TASK DESCRIPTION: Filter these entries so that only lines with the word "team" remain.

[Records excerpted from a collection]
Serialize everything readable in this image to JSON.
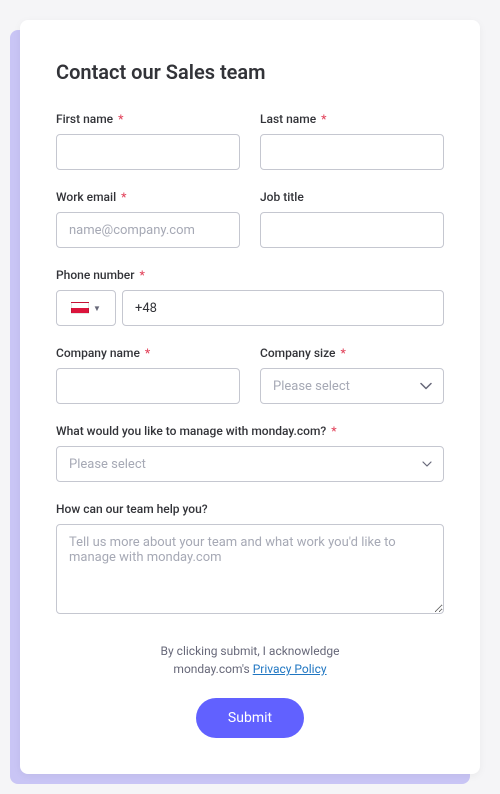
{
  "title": "Contact our Sales team",
  "fields": {
    "firstName": {
      "label": "First name"
    },
    "lastName": {
      "label": "Last name"
    },
    "workEmail": {
      "label": "Work email",
      "placeholder": "name@company.com"
    },
    "jobTitle": {
      "label": "Job title"
    },
    "phone": {
      "label": "Phone number",
      "dialCode": "+48"
    },
    "companyName": {
      "label": "Company name"
    },
    "companySize": {
      "label": "Company size",
      "placeholder": "Please select"
    },
    "manage": {
      "label": "What would you like to manage with monday.com?",
      "placeholder": "Please select"
    },
    "help": {
      "label": "How can our team help you?",
      "placeholder": "Tell us more about your team and what work you'd like to manage with monday.com"
    }
  },
  "requiredMark": "*",
  "disclaimer": {
    "line1": "By clicking submit, I acknowledge",
    "line2_prefix": "monday.com's ",
    "privacyPolicy": "Privacy Policy"
  },
  "submitLabel": "Submit"
}
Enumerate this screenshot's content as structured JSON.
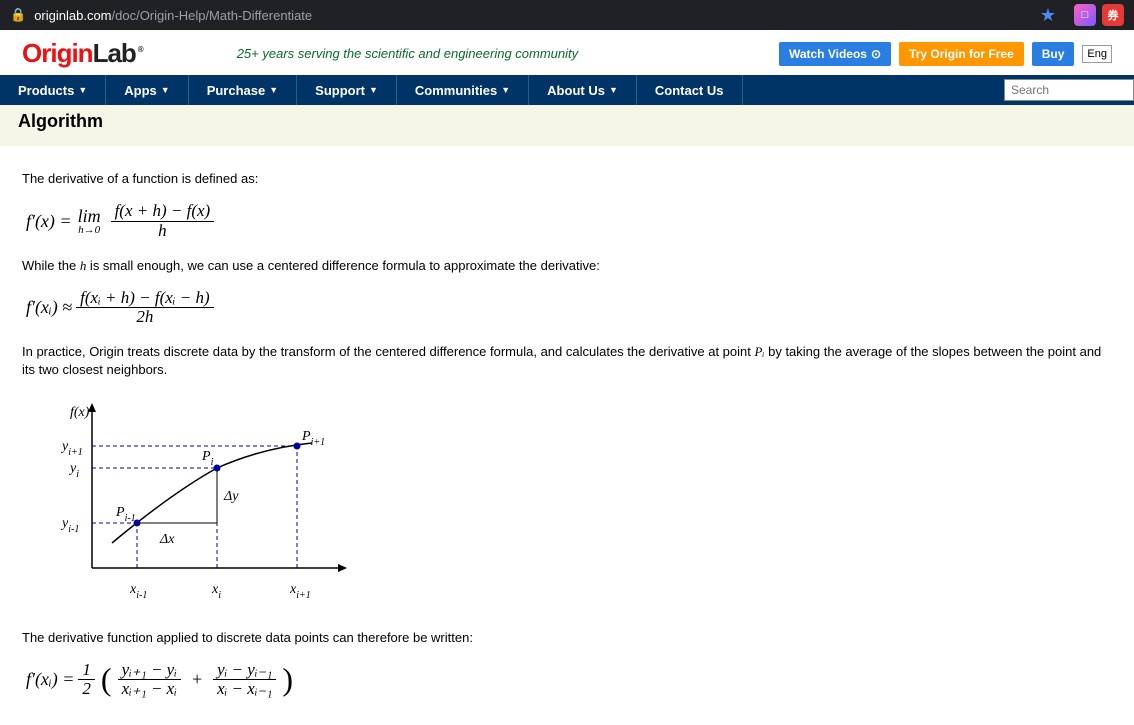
{
  "browser": {
    "host": "originlab.com",
    "path": "/doc/Origin-Help/Math-Differentiate"
  },
  "header": {
    "logo_part1": "Origin",
    "logo_part2": "Lab",
    "tagline": "25+ years serving the scientific and engineering community",
    "watch_videos": "Watch Videos",
    "try_free": "Try Origin for Free",
    "buy": "Buy",
    "language": "Eng"
  },
  "nav": {
    "items": [
      {
        "label": "Products",
        "dropdown": true
      },
      {
        "label": "Apps",
        "dropdown": true
      },
      {
        "label": "Purchase",
        "dropdown": true
      },
      {
        "label": "Support",
        "dropdown": true
      },
      {
        "label": "Communities",
        "dropdown": true
      },
      {
        "label": "About Us",
        "dropdown": true
      },
      {
        "label": "Contact Us",
        "dropdown": false
      }
    ],
    "search_placeholder": "Search"
  },
  "page": {
    "heading": "Algorithm",
    "para1": "The derivative of a function is defined as:",
    "eq1": {
      "lhs": "f′(x) =",
      "lim_top": "lim",
      "lim_bot": "h→0",
      "num": "f(x + h) − f(x)",
      "den": "h"
    },
    "para2_pre": "While the ",
    "para2_h": "h",
    "para2_post": " is small enough, we can use a centered difference formula to approximate the derivative:",
    "eq2": {
      "lhs": "f′(xᵢ) ≈",
      "num": "f(xᵢ + h) − f(xᵢ − h)",
      "den": "2h"
    },
    "para3_pre": "In practice, Origin treats discrete data by the transform of the centered difference formula, and calculates the derivative at point ",
    "para3_p": "Pᵢ",
    "para3_post": " by taking the average of the slopes between the point and its two closest neighbors.",
    "graph": {
      "ylab": "f(x)",
      "y_ip1": "y",
      "y_ip1_sub": "i+1",
      "y_i": "y",
      "y_i_sub": "i",
      "y_im1": "y",
      "y_im1_sub": "i-1",
      "x_im1": "x",
      "x_im1_sub": "i-1",
      "x_i": "x",
      "x_i_sub": "i",
      "x_ip1": "x",
      "x_ip1_sub": "i+1",
      "p_im1": "P",
      "p_im1_sub": "i-1",
      "p_i": "P",
      "p_i_sub": "i",
      "p_ip1": "P",
      "p_ip1_sub": "i+1",
      "dx": "Δx",
      "dy": "Δy"
    },
    "para4": "The derivative function applied to discrete data points can therefore be written:",
    "eq3": {
      "lhs": "f′(xᵢ) =",
      "half_num": "1",
      "half_den": "2",
      "t1_num": "yᵢ₊₁ − yᵢ",
      "t1_den": "xᵢ₊₁ − xᵢ",
      "plus": "+",
      "t2_num": "yᵢ − yᵢ₋₁",
      "t2_den": "xᵢ − xᵢ₋₁"
    }
  }
}
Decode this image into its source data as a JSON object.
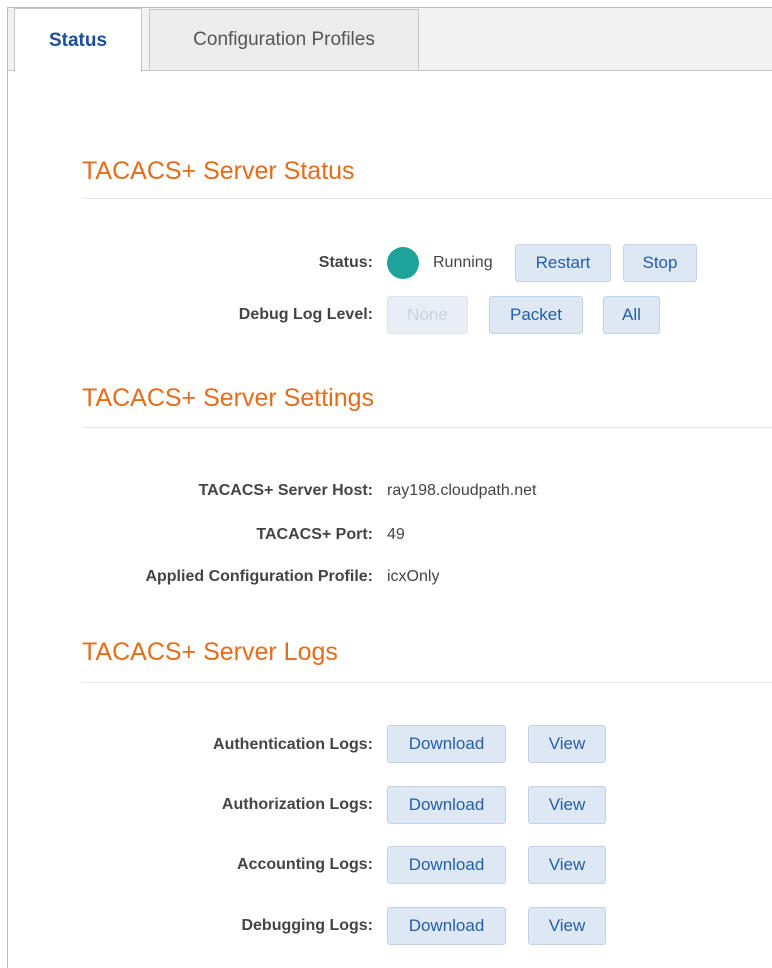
{
  "tabs": [
    {
      "label": "Status",
      "active": true
    },
    {
      "label": "Configuration Profiles",
      "active": false
    }
  ],
  "status_section": {
    "title": "TACACS+ Server Status",
    "status_label": "Status:",
    "status_value": "Running",
    "status_color": "#1ea39a",
    "restart_label": "Restart",
    "stop_label": "Stop",
    "debug_label": "Debug Log Level:",
    "debug_options": [
      {
        "label": "None",
        "enabled": false
      },
      {
        "label": "Packet",
        "enabled": true
      },
      {
        "label": "All",
        "enabled": true
      }
    ]
  },
  "settings_section": {
    "title": "TACACS+ Server Settings",
    "rows": [
      {
        "label": "TACACS+ Server Host:",
        "value": "ray198.cloudpath.net"
      },
      {
        "label": "TACACS+ Port:",
        "value": "49"
      },
      {
        "label": "Applied Configuration Profile:",
        "value": "icxOnly"
      }
    ]
  },
  "logs_section": {
    "title": "TACACS+ Server Logs",
    "download_label": "Download",
    "view_label": "View",
    "rows": [
      {
        "label": "Authentication Logs:"
      },
      {
        "label": "Authorization Logs:"
      },
      {
        "label": "Accounting Logs:"
      },
      {
        "label": "Debugging Logs:"
      }
    ]
  },
  "colors": {
    "accent_title": "#e46c1a",
    "active_tab": "#1b4f9c",
    "button_bg": "#dde8f4",
    "button_text": "#245ea8"
  }
}
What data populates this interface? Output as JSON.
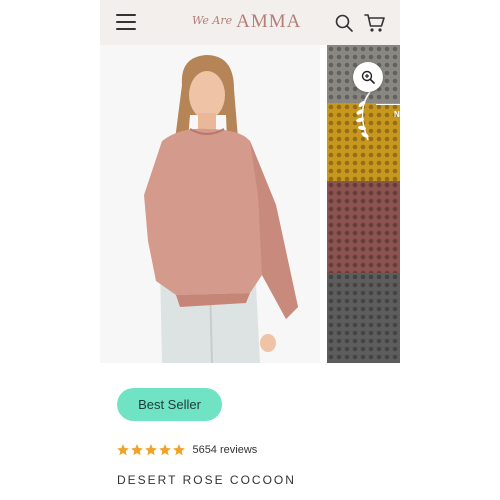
{
  "header": {
    "logo_script": "We Are",
    "logo_main": "AMMA"
  },
  "icons": {
    "menu": "hamburger-menu-icon",
    "search": "search-icon",
    "cart": "cart-icon",
    "zoom": "zoom-in-icon",
    "badge": "laurel-icon"
  },
  "gallery": {
    "badge_text": "N",
    "swatch_colors": [
      "#898781",
      "#c7971e",
      "#8b5450",
      "#5d5d5d"
    ],
    "main_photo_colors": {
      "poncho": "#d49a8c",
      "jeans": "#dde3e3",
      "hair": "#b58457"
    }
  },
  "product": {
    "badge_label": "Best Seller",
    "rating": 5,
    "rating_max": 5,
    "reviews_text": "5654 reviews",
    "title": "DESERT ROSE COCOON"
  },
  "colors": {
    "header_bg": "#f3efec",
    "logo": "#b27f77",
    "badge_bg": "#6fe3c4",
    "star": "#f0a22b"
  }
}
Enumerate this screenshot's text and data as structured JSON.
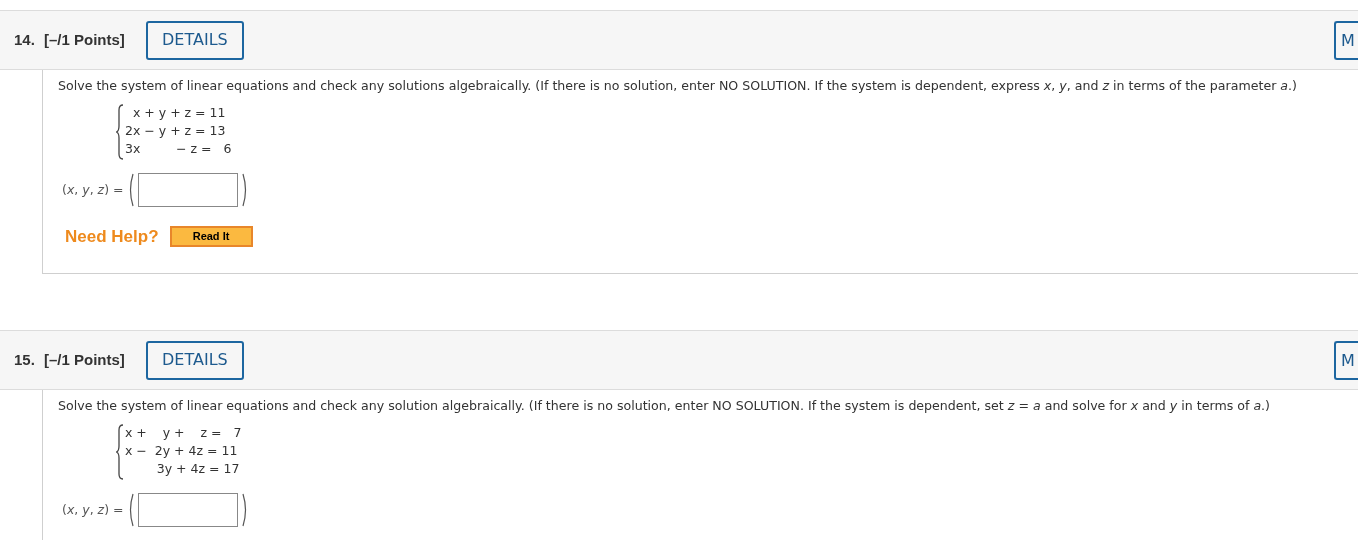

RESULT FOR THIS TASK:
  "title": "Contact our Sales team",
      "label": "How can our team help you?",
      "placeholder": "Tell us more about your team and what work you'd like to manage with monday.com"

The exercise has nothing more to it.